» INPUT RECORDS:
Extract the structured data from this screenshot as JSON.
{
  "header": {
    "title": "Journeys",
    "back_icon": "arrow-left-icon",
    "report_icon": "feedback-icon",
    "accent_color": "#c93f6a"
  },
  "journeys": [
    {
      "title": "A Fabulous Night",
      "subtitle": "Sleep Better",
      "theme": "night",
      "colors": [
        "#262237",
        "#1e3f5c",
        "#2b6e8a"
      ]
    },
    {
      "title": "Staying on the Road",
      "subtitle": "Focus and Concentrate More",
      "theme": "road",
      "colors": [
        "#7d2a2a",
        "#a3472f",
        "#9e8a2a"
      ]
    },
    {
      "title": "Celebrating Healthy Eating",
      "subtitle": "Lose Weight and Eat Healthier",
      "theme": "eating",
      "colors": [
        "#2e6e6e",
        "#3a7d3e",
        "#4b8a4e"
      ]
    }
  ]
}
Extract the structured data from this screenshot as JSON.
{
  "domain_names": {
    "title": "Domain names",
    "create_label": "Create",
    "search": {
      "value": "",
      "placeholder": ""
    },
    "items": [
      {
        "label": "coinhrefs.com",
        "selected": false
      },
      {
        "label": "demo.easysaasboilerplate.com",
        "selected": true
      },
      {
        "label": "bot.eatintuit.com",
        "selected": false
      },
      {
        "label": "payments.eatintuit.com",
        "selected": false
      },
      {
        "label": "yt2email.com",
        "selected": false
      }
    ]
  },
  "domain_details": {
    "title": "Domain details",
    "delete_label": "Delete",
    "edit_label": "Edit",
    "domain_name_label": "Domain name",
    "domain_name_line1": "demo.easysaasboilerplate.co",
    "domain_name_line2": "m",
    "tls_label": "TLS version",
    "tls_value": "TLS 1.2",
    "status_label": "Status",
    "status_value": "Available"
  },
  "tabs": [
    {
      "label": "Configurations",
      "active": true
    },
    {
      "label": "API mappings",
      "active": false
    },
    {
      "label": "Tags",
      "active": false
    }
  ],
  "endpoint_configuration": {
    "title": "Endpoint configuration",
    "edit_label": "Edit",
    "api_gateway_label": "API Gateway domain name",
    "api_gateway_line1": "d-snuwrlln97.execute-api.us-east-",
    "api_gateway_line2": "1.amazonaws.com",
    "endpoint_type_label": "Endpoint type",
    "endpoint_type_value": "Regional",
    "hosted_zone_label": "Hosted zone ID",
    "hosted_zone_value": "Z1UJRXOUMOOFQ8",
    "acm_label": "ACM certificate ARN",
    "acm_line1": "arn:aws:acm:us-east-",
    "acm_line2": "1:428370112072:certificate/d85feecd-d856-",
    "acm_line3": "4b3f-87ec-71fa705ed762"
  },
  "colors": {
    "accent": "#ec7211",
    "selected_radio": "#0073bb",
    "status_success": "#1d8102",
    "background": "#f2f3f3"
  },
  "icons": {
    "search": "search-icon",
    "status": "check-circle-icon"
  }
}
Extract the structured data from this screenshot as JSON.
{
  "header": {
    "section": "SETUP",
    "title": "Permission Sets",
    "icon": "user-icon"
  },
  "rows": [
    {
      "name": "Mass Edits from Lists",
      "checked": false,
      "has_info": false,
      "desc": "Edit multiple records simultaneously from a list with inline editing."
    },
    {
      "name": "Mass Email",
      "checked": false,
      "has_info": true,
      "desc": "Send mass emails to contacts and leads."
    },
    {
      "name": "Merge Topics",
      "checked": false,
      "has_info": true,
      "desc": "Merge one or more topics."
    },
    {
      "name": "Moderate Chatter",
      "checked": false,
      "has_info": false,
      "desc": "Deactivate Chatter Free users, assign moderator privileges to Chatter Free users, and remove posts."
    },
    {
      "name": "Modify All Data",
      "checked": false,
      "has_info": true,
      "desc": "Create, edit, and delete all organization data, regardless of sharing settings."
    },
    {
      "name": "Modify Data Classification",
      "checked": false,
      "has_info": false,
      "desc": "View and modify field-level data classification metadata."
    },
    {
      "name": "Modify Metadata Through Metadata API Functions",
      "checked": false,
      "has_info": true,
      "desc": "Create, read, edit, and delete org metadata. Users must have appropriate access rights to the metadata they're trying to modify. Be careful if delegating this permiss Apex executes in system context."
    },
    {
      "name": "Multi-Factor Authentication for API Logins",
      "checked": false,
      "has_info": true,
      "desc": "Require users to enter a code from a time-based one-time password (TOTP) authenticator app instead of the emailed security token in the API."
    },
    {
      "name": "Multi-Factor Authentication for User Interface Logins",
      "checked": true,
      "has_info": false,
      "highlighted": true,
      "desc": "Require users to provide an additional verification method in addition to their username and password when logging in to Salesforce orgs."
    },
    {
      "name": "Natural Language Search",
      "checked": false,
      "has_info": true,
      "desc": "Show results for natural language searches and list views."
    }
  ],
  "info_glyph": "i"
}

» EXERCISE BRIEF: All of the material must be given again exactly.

» ANSWER BOX:
Extract the structured data from this screenshot as JSON.
{
  "header": {
    "title": "Journeys",
    "back_icon": "arrow-left-icon",
    "report_icon": "feedback-icon",
    "accent_color": "#c93f6a"
  },
  "journeys": [
    {
      "title": "A Fabulous Night",
      "subtitle": "Sleep Better",
      "theme": "night",
      "colors": [
        "#262237",
        "#1e3f5c",
        "#2b6e8a"
      ]
    },
    {
      "title": "Staying on the Road",
      "subtitle": "Focus and Concentrate More",
      "theme": "road",
      "colors": [
        "#7d2a2a",
        "#a3472f",
        "#9e8a2a"
      ]
    },
    {
      "title": "Celebrating Healthy Eating",
      "subtitle": "Lose Weight and Eat Healthier",
      "theme": "eating",
      "colors": [
        "#2e6e6e",
        "#3a7d3e",
        "#4b8a4e"
      ]
    }
  ]
}
Extract the structured data from this screenshot as JSON.
{
  "domain_names": {
    "title": "Domain names",
    "create_label": "Create",
    "search": {
      "value": "",
      "placeholder": ""
    },
    "items": [
      {
        "label": "coinhrefs.com",
        "selected": false
      },
      {
        "label": "demo.easysaasboilerplate.com",
        "selected": true
      },
      {
        "label": "bot.eatintuit.com",
        "selected": false
      },
      {
        "label": "payments.eatintuit.com",
        "selected": false
      },
      {
        "label": "yt2email.com",
        "selected": false
      }
    ]
  },
  "domain_details": {
    "title": "Domain details",
    "delete_label": "Delete",
    "edit_label": "Edit",
    "domain_name_label": "Domain name",
    "domain_name_line1": "demo.easysaasboilerplate.co",
    "domain_name_line2": "m",
    "tls_label": "TLS version",
    "tls_value": "TLS 1.2",
    "status_label": "Status",
    "status_value": "Available"
  },
  "tabs": [
    {
      "label": "Configurations",
      "active": true
    },
    {
      "label": "API mappings",
      "active": false
    },
    {
      "label": "Tags",
      "active": false
    }
  ],
  "endpoint_configuration": {
    "title": "Endpoint configuration",
    "edit_label": "Edit",
    "api_gateway_label": "API Gateway domain name",
    "api_gateway_line1": "d-snuwrlln97.execute-api.us-east-",
    "api_gateway_line2": "1.amazonaws.com",
    "endpoint_type_label": "Endpoint type",
    "endpoint_type_value": "Regional",
    "hosted_zone_label": "Hosted zone ID",
    "hosted_zone_value": "Z1UJRXOUMOOFQ8",
    "acm_label": "ACM certificate ARN",
    "acm_line1": "arn:aws:acm:us-east-",
    "acm_line2": "1:428370112072:certificate/d85feecd-d856-",
    "acm_line3": "4b3f-87ec-71fa705ed762"
  },
  "colors": {
    "accent": "#ec7211",
    "selected_radio": "#0073bb",
    "status_success": "#1d8102",
    "background": "#f2f3f3"
  },
  "icons": {
    "search": "search-icon",
    "status": "check-circle-icon"
  }
}
Extract the structured data from this screenshot as JSON.
{
  "header": {
    "section": "SETUP",
    "title": "Permission Sets",
    "icon": "user-icon"
  },
  "rows": [
    {
      "name": "Mass Edits from Lists",
      "checked": false,
      "has_info": false,
      "desc": "Edit multiple records simultaneously from a list with inline editing."
    },
    {
      "name": "Mass Email",
      "checked": false,
      "has_info": true,
      "desc": "Send mass emails to contacts and leads."
    },
    {
      "name": "Merge Topics",
      "checked": false,
      "has_info": true,
      "desc": "Merge one or more topics."
    },
    {
      "name": "Moderate Chatter",
      "checked": false,
      "has_info": false,
      "desc": "Deactivate Chatter Free users, assign moderator privileges to Chatter Free users, and remove posts."
    },
    {
      "name": "Modify All Data",
      "checked": false,
      "has_info": true,
      "desc": "Create, edit, and delete all organization data, regardless of sharing settings."
    },
    {
      "name": "Modify Data Classification",
      "checked": false,
      "has_info": false,
      "desc": "View and modify field-level data classification metadata."
    },
    {
      "name": "Modify Metadata Through Metadata API Functions",
      "checked": false,
      "has_info": true,
      "desc": "Create, read, edit, and delete org metadata. Users must have appropriate access rights to the metadata they're trying to modify. Be careful if delegating this permiss Apex executes in system context."
    },
    {
      "name": "Multi-Factor Authentication for API Logins",
      "checked": false,
      "has_info": true,
      "desc": "Require users to enter a code from a time-based one-time password (TOTP) authenticator app instead of the emailed security token in the API."
    },
    {
      "name": "Multi-Factor Authentication for User Interface Logins",
      "checked": true,
      "has_info": false,
      "highlighted": true,
      "desc": "Require users to provide an additional verification method in addition to their username and password when logging in to Salesforce orgs."
    },
    {
      "name": "Natural Language Search",
      "checked": false,
      "has_info": true,
      "desc": "Show results for natural language searches and list views."
    }
  ],
  "info_glyph": "i"
}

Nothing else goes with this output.